The Industrial Bank of Fresno, a two story brick structure with Mission Revival style ornamentations was established by Dr. Buntaro Okonogi in 1908 & became the first financial lending institution in Fresno to serve the Japanese population. This was incredibly important because the bank made it possible for the Japanese community to acquire property during a time when racial discrimination was rampant among lending institutions. 


Fresno has a long and complicated history with “redlining” & racial discrimination. The term redlining refers to the systemic denial of various services or goods by government agencies, local governments, or the private sector. One way this was done in Fresno was by denying loans to people of color in order to prevent them from moving into white neighborhoods. 


There were several businesses that operated out of this building such as; the Japanese American Newspaper, the Japanese Association of Fresno, T.K. Tomita General Business Agency & George’s Photography Study. The building was later bought by the West Fresno branch of the Bank of Italy (now Bank of America).

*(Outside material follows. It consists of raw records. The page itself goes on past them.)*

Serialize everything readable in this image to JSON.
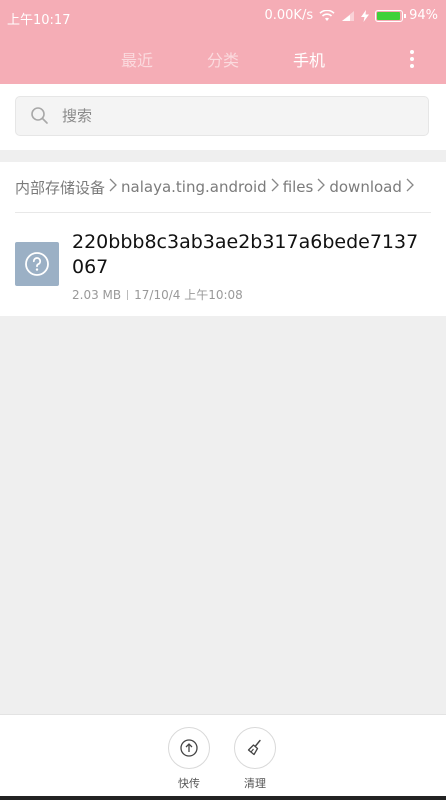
{
  "status_bar": {
    "time": "上午10:17",
    "network_speed": "0.00K/s",
    "battery": "94%",
    "battery_level": 0.94
  },
  "header": {
    "tabs": [
      {
        "label": "最近",
        "active": false
      },
      {
        "label": "分类",
        "active": false
      },
      {
        "label": "手机",
        "active": true
      }
    ]
  },
  "search": {
    "placeholder": "搜索"
  },
  "breadcrumb": {
    "items": [
      "内部存储设备",
      "nalaya.ting.android",
      "files",
      "download"
    ]
  },
  "files": [
    {
      "name": "220bbb8c3ab3ae2b317a6bede7137067",
      "size": "2.03 MB",
      "date": "17/10/4 上午10:08",
      "icon": "unknown-file-icon"
    }
  ],
  "bottom_bar": {
    "share_label": "快传",
    "clean_label": "清理"
  },
  "colors": {
    "accent": "#f5adb6",
    "file_icon_bg": "#9bb0c5",
    "battery_fill": "#3fd13a"
  }
}
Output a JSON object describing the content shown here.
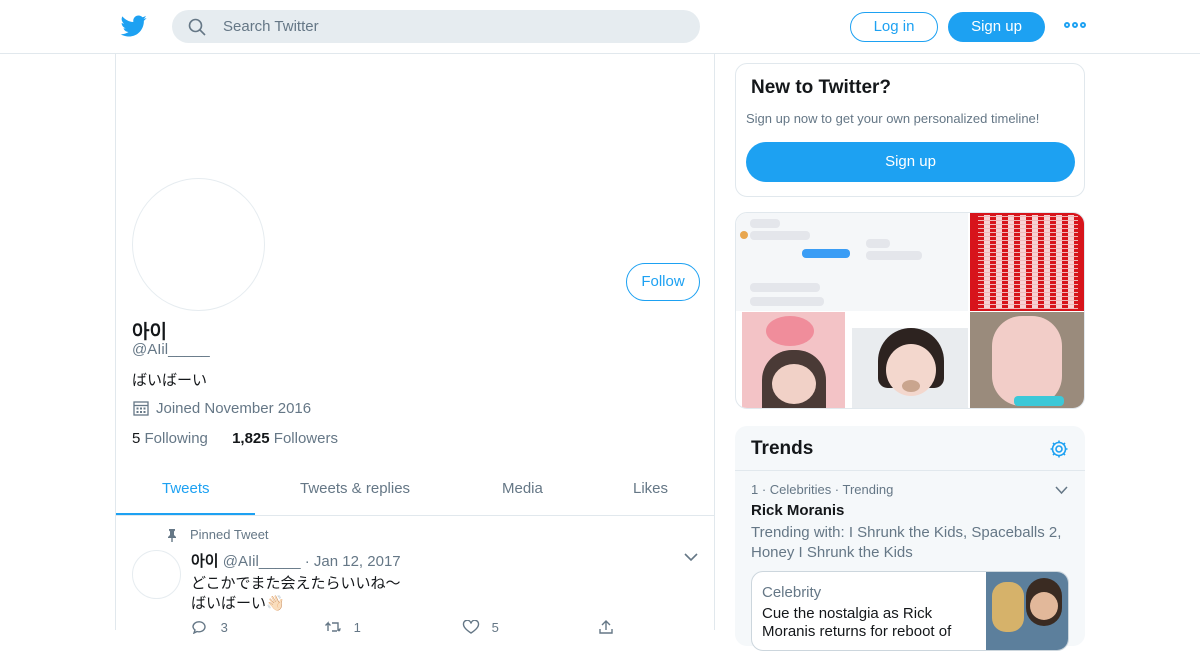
{
  "topbar": {
    "search_placeholder": "Search Twitter",
    "login_label": "Log in",
    "signup_label": "Sign up"
  },
  "profile": {
    "name": "아이",
    "handle": "@AIil_____",
    "bio": "ばいばーい",
    "joined": "Joined November 2016",
    "following_count": "5",
    "following_label": "Following",
    "followers_count": "1,825",
    "followers_label": "Followers",
    "follow_label": "Follow"
  },
  "tabs": [
    {
      "label": "Tweets"
    },
    {
      "label": "Tweets & replies"
    },
    {
      "label": "Media"
    },
    {
      "label": "Likes"
    }
  ],
  "tweet": {
    "pinned_label": "Pinned Tweet",
    "name": "아이",
    "handle": "@AIil_____",
    "date": "· Jan 12, 2017",
    "line1": "どこかでまた会えたらいいね〜",
    "line2": "ばいばーい👋🏻",
    "replies": "3",
    "retweets": "1",
    "likes": "5"
  },
  "sidebar": {
    "new_title": "New to Twitter?",
    "new_text": "Sign up now to get your own personalized timeline!",
    "signup_label": "Sign up",
    "trends_title": "Trends",
    "trend": {
      "rank_meta": "1 · Celebrities · Trending",
      "name": "Rick Moranis",
      "with": "Trending with: I Shrunk the Kids, Spaceballs 2, Honey I Shrunk the Kids",
      "card_category": "Celebrity",
      "card_text": "Cue the nostalgia as Rick Moranis returns for reboot of"
    }
  },
  "colors": {
    "accent": "#1da1f2",
    "muted_text": "#657786",
    "border": "#e1e8ed"
  }
}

For several years the building remained vacant, today, the second floor has been converted into SROs (single room occupancy), a form of housing that is typically aimed at residents with low or minimal incomes.



947-951 F St, 

Fresno, CA 93706


Born in Fukushima, Japan in 1871 as the ninth son of a doctor, Fukushima served as president of the Japanese Association of Fresno pre WWll. He also established the first financial lending institution for Fresno’s Japanese population (Industrial Bank of Fresno). The Industrial Bank of Fresno was an incredibly important lending institution because it gave Japanese Americans an opportunity to acquire property during a time when lending institutions were discriminating towards people of color (redlining). 


Okonogi was an entrepreneur with a strong educational background. He received his education, a medical degree, in Tokyo, New York & Stanford University Medical School. After getting his degree he moved to Fresno in 1901 & started his first hospital in a building at 736 E St, Fresno, CA 93706. Twenty five years later he built a 38 brick hospital at the corner of Mono & E St.


Once WWll began, Okonogi was sent to Pinedale Assembly Center, a detention center for the Japanese population, with his daughter Ena & son Dr. Hugo Okonogi where he served as a doctor. Okonogi was then sent to an internment camp with his daughter in Poston, Arizona where he was the camp physician. Once the war ended he returned to Fresno & began practicing medicine again.


Okonogi was known for his great humanitarian spirit. He died in 1950, but in his will he left clear instructions to forgive all his patients debts.